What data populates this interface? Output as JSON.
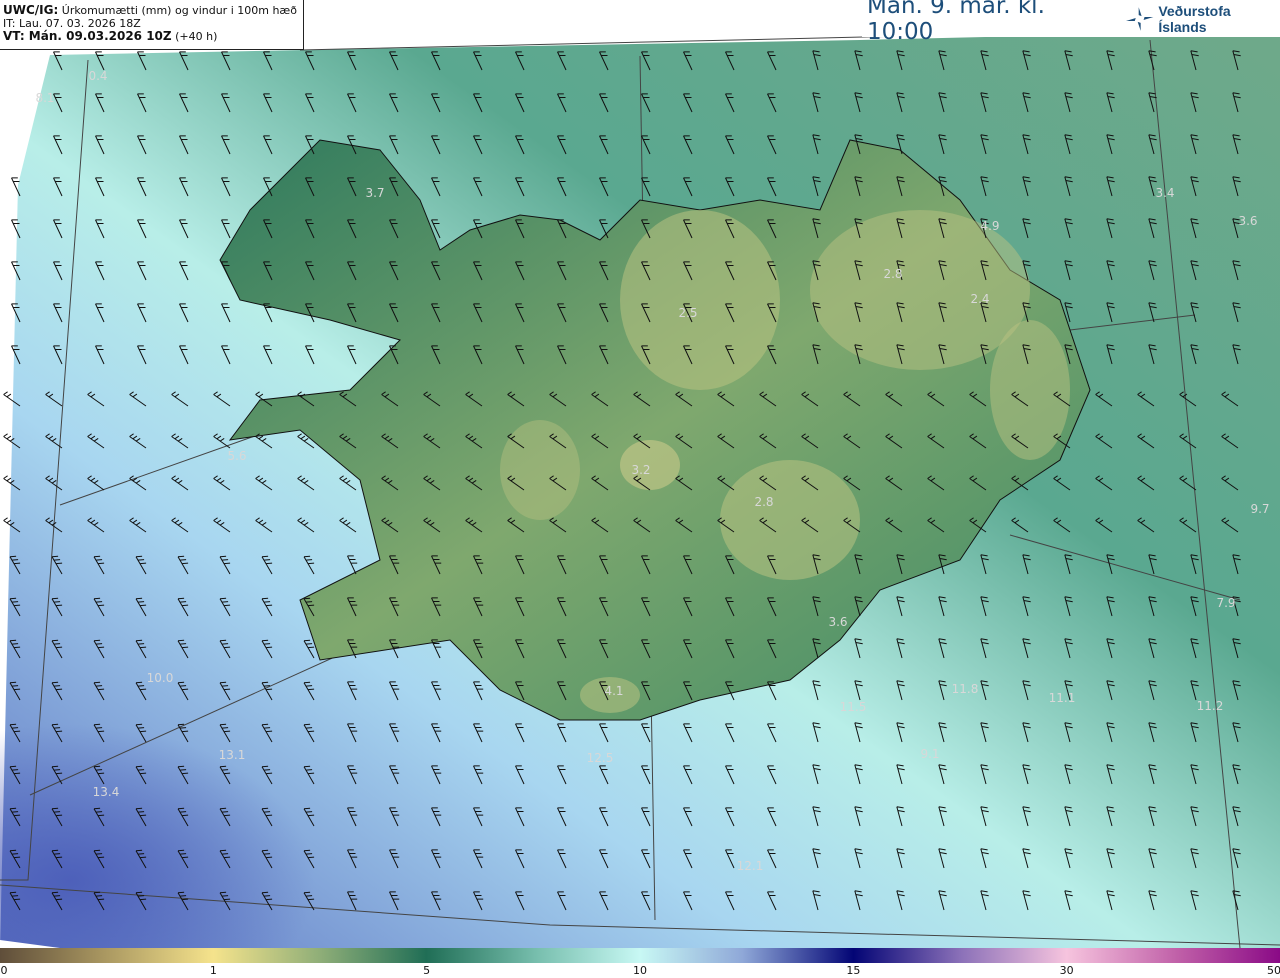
{
  "header": {
    "product_code": "UWC/IG:",
    "product_desc": "Úrkomumætti (mm) og vindur i 100m hæð",
    "initial_time": "IT: Lau. 07. 03. 2026 18Z",
    "valid_time_label": "VT: Mán. 09.03.2026 10Z",
    "lead_time": "(+40 h)"
  },
  "title": {
    "date": "Mán. 9. mar. kl. 10:00",
    "logo_text": "Veðurstofa Íslands",
    "logo_color": "#1d4e7a"
  },
  "map": {
    "labels": [
      "0.4",
      "8.1",
      "3.7",
      "3.4",
      "3.6",
      "4.9",
      "2.8",
      "2.4",
      "2.5",
      "5.6",
      "3.2",
      "2.8",
      "9.7",
      "7.9",
      "3.6",
      "4.1",
      "10.0",
      "11.8",
      "11.1",
      "11.5",
      "11.2",
      "9.1",
      "13.1",
      "12.5",
      "13.4",
      "12.1"
    ]
  },
  "colorbar": {
    "ticks": [
      "0",
      "1",
      "5",
      "10",
      "15",
      "30",
      "50"
    ],
    "colors": [
      "#5f4e3a",
      "#f5e38c",
      "#206e56",
      "#c8f8f4",
      "#030575",
      "#f6c4de",
      "#8a0a86"
    ]
  }
}
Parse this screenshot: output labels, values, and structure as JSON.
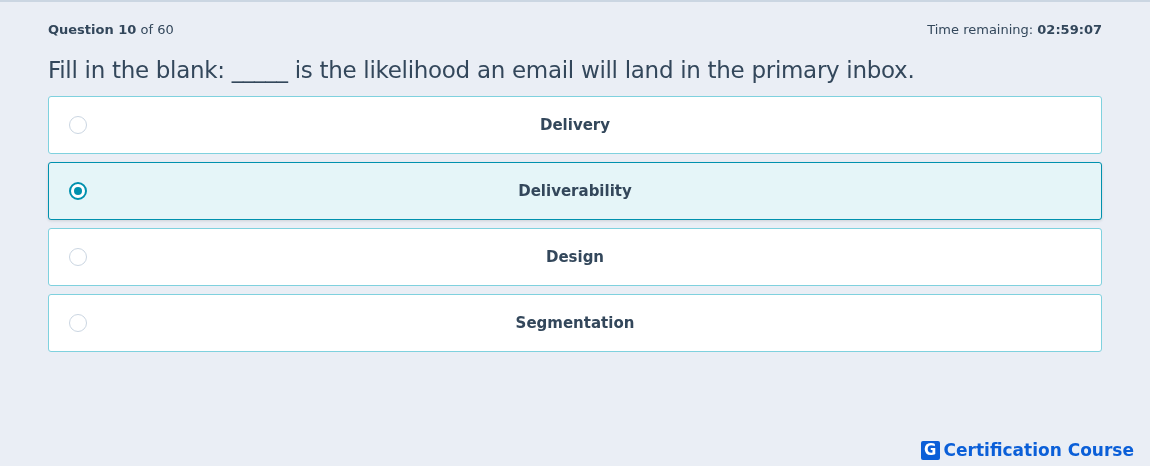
{
  "progress": "**Question 10** of 60",
  "timer": "Time remaining: **02:59:07**",
  "question": "Fill in the blank: _____ is the likelihood an email will land in the primary inbox.",
  "options": [
    {
      "label": "Delivery",
      "selected": false
    },
    {
      "label": "Deliverability",
      "selected": true
    },
    {
      "label": "Design",
      "selected": false
    },
    {
      "label": "Segmentation",
      "selected": false
    }
  ],
  "brand": {
    "mark": "G",
    "name": "Certification Course"
  }
}
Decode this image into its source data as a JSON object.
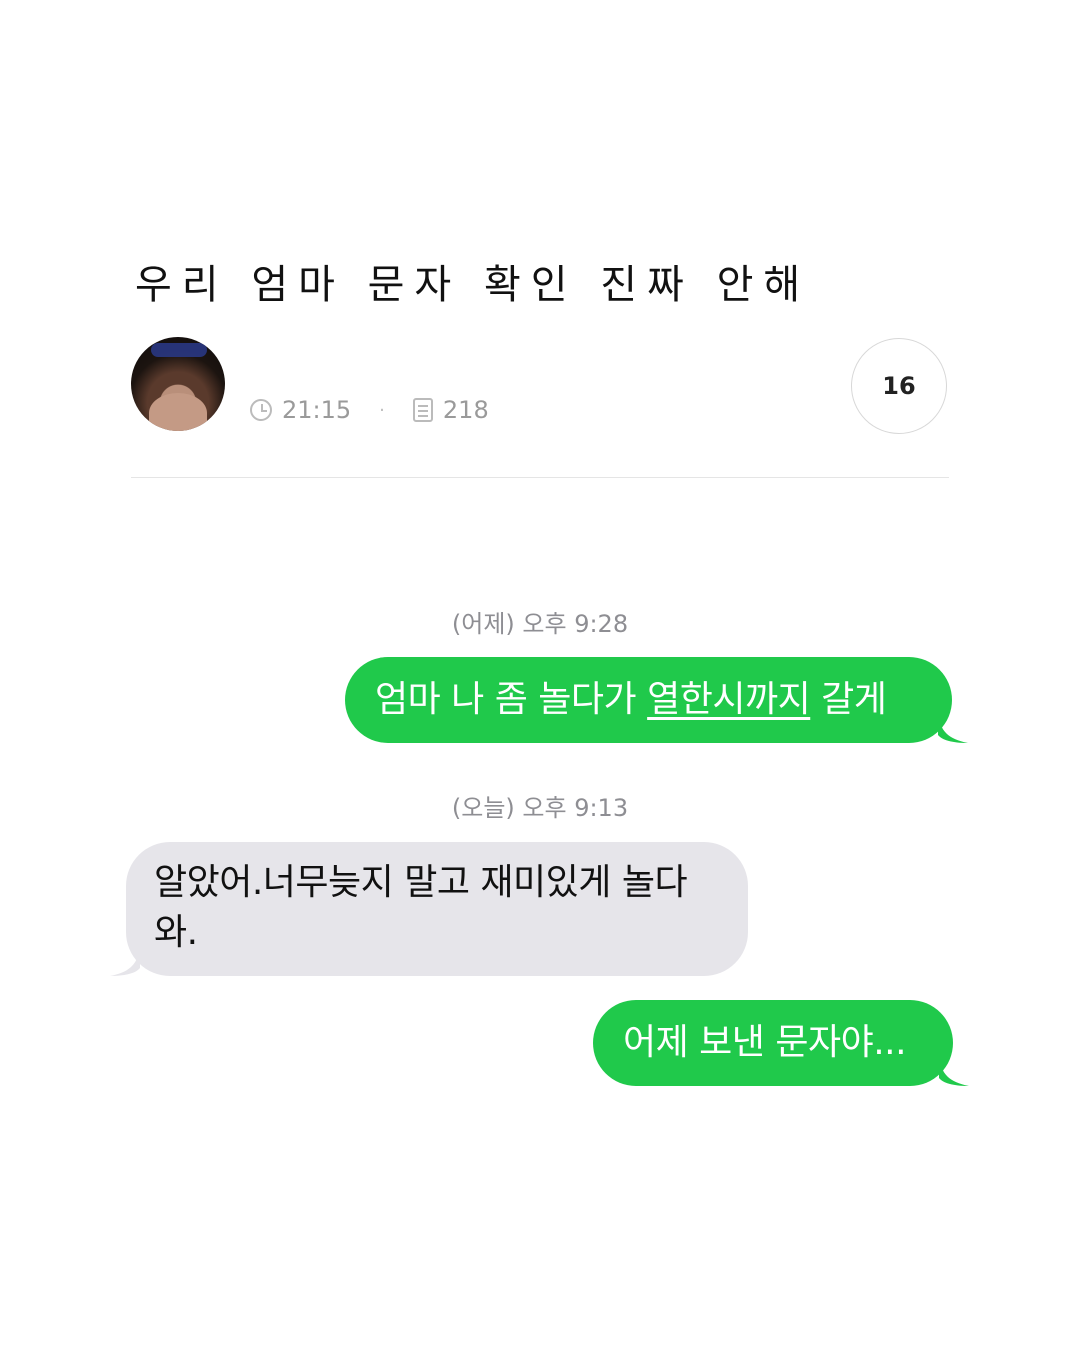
{
  "post": {
    "title": "우리 엄마 문자 확인 진짜 안해",
    "time": "21:15",
    "views": "218",
    "comment_count": "16"
  },
  "messages": [
    {
      "timestamp": "(어제) 오후 9:28"
    },
    {
      "text_before": "엄마 나 좀 놀다가 ",
      "text_link": "열한시까지",
      "text_after": " 갈게"
    },
    {
      "timestamp": "(오늘) 오후 9:13"
    },
    {
      "text": "알았어.너무늦지  말고 재미있게  놀다와."
    },
    {
      "text": "어제 보낸 문자야..."
    }
  ],
  "colors": {
    "sent_bubble": "#20c94b",
    "received_bubble": "#e6e5ea"
  }
}
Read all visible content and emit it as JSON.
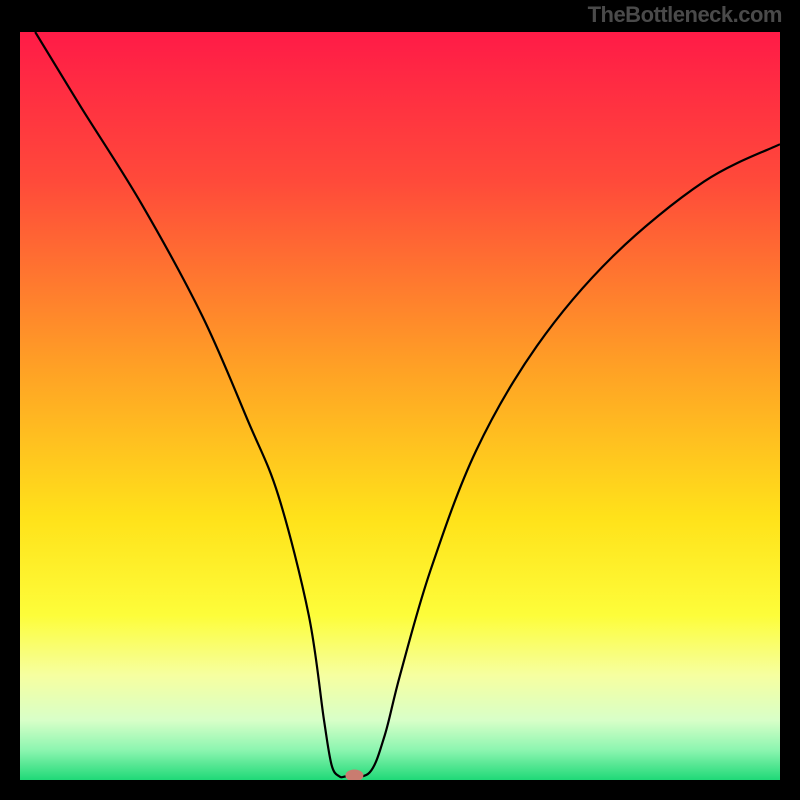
{
  "watermark": "TheBottleneck.com",
  "chart_data": {
    "type": "line",
    "title": "",
    "xlabel": "",
    "ylabel": "",
    "xlim": [
      0,
      100
    ],
    "ylim": [
      0,
      100
    ],
    "series": [
      {
        "name": "curve",
        "x": [
          2,
          8,
          16,
          24,
          30,
          34,
          38,
          40,
          41,
          42,
          43,
          46,
          48,
          50,
          54,
          60,
          68,
          78,
          90,
          100
        ],
        "y": [
          100,
          90,
          77,
          62,
          48,
          38,
          22,
          8,
          2,
          0.5,
          0.5,
          1,
          6,
          14,
          28,
          44,
          58,
          70,
          80,
          85
        ]
      }
    ],
    "marker": {
      "x": 44,
      "y": 0.6,
      "color": "#c97c70"
    },
    "gradient_stops": [
      {
        "pos": 0.0,
        "color": "#ff1b47"
      },
      {
        "pos": 0.2,
        "color": "#ff4a3a"
      },
      {
        "pos": 0.45,
        "color": "#ffa125"
      },
      {
        "pos": 0.65,
        "color": "#ffe21a"
      },
      {
        "pos": 0.78,
        "color": "#fdfd3a"
      },
      {
        "pos": 0.86,
        "color": "#f6ffa0"
      },
      {
        "pos": 0.92,
        "color": "#d8ffc8"
      },
      {
        "pos": 0.96,
        "color": "#8cf5b0"
      },
      {
        "pos": 1.0,
        "color": "#1fd977"
      }
    ]
  }
}
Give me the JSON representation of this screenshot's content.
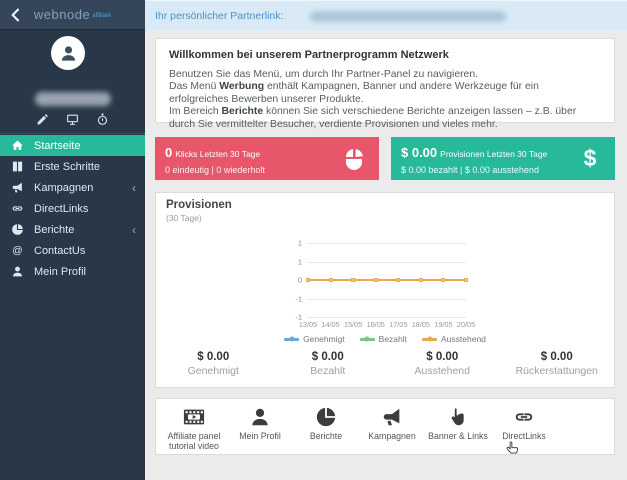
{
  "topbar": {
    "partner_link_label": "Ihr persönlicher Partnerlink:",
    "back_icon": "chevron-left-icon",
    "logo_text": "webnode",
    "logo_suffix": "affiliate"
  },
  "profile": {
    "avatar_icon": "user-icon",
    "action_icons": [
      "pencil-icon",
      "monitor-icon",
      "stopwatch-icon"
    ]
  },
  "sidebar": {
    "items": [
      {
        "label": "Startseite",
        "icon": "home",
        "active": true,
        "has_submenu": false
      },
      {
        "label": "Erste Schritte",
        "icon": "book",
        "active": false,
        "has_submenu": false
      },
      {
        "label": "Kampagnen",
        "icon": "megaphone",
        "active": false,
        "has_submenu": true
      },
      {
        "label": "DirectLinks",
        "icon": "links",
        "active": false,
        "has_submenu": false
      },
      {
        "label": "Berichte",
        "icon": "pie",
        "active": false,
        "has_submenu": true
      },
      {
        "label": "ContactUs",
        "icon": "at",
        "active": false,
        "has_submenu": false
      },
      {
        "label": "Mein Profil",
        "icon": "user",
        "active": false,
        "has_submenu": false
      }
    ]
  },
  "welcome": {
    "title": "Willkommen bei unserem Partnerprogramm Netzwerk",
    "lines": [
      [
        {
          "text": "Benutzen Sie das Menü, um durch Ihr Partner-Panel zu navigieren."
        }
      ],
      [
        {
          "text": "Das Menü "
        },
        {
          "text": "Werbung",
          "bold": true
        },
        {
          "text": " enthält Kampagnen, Banner und andere Werkzeuge für ein erfolgreiches Bewerben unserer Produkte."
        }
      ],
      [
        {
          "text": "Im Bereich "
        },
        {
          "text": "Berichte",
          "bold": true
        },
        {
          "text": " können Sie sich verschiedene Berichte anzeigen lassen – z.B. über durch Sie vermittelter Besucher, verdiente Provisionen und vieles mehr."
        }
      ]
    ]
  },
  "stat_cards": [
    {
      "value": "0",
      "label": "Klicks Letzten 30 Tage",
      "sub": "0 eindeutig | 0 wiederholt",
      "color": "#e7566b",
      "icon": "mouse-icon"
    },
    {
      "value": "$ 0.00",
      "label": "Provisionen Letzten 30 Tage",
      "sub": "$ 0.00 bezahlt | $ 0.00 ausstehend",
      "color": "#26b99a",
      "icon": "dollar-icon"
    }
  ],
  "chart_data": {
    "type": "line",
    "title": "Provisionen",
    "subtitle": "(30 Tage)",
    "x": [
      "13/05",
      "14/05",
      "15/05",
      "16/05",
      "17/05",
      "18/05",
      "19/05",
      "20/05"
    ],
    "y_tick_labels": [
      "1",
      "1",
      "0",
      "-1",
      "-1"
    ],
    "ylim": [
      -1,
      1
    ],
    "grid": true,
    "legend_position": "bottom",
    "series": [
      {
        "name": "Genehmigt",
        "color": "#6aa9d8",
        "values": [
          0,
          0,
          0,
          0,
          0,
          0,
          0,
          0
        ]
      },
      {
        "name": "Bezahlt",
        "color": "#7cc57e",
        "values": [
          0,
          0,
          0,
          0,
          0,
          0,
          0,
          0
        ]
      },
      {
        "name": "Ausstehend",
        "color": "#e8a94c",
        "values": [
          0,
          0,
          0,
          0,
          0,
          0,
          0,
          0
        ]
      }
    ],
    "visible_line_color": "#e8a94c",
    "marker_fill": "#f3cd8a"
  },
  "chart_stats": [
    {
      "value": "$ 0.00",
      "label": "Genehmigt"
    },
    {
      "value": "$ 0.00",
      "label": "Bezahlt"
    },
    {
      "value": "$ 0.00",
      "label": "Ausstehend"
    },
    {
      "value": "$ 0.00",
      "label": "Rückerstattungen"
    }
  ],
  "shortcuts": [
    {
      "label": "Affiliate panel tutorial video",
      "icon": "film"
    },
    {
      "label": "Mein Profil",
      "icon": "user"
    },
    {
      "label": "Berichte",
      "icon": "pie"
    },
    {
      "label": "Kampagnen",
      "icon": "megaphone"
    },
    {
      "label": "Banner & Links",
      "icon": "hand"
    },
    {
      "label": "DirectLinks",
      "icon": "links"
    }
  ],
  "cursor": {
    "icon": "hand-pointer-cursor",
    "near": "DirectLinks"
  },
  "colors": {
    "sidebar_bg": "#283848",
    "sidebar_header_bg": "#35465b",
    "active_item_bg": "#26b99a",
    "topbar_bg": "#d9eaf6",
    "topbar_text": "#4793c6",
    "content_bg": "#ebebeb",
    "card_red": "#e7566b",
    "card_green": "#26b99a"
  }
}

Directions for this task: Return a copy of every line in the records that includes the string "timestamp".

Written reply:
      "timestamp": "(어제) 오후 9:28"
      "timestamp": "(오늘) 오후 9:13"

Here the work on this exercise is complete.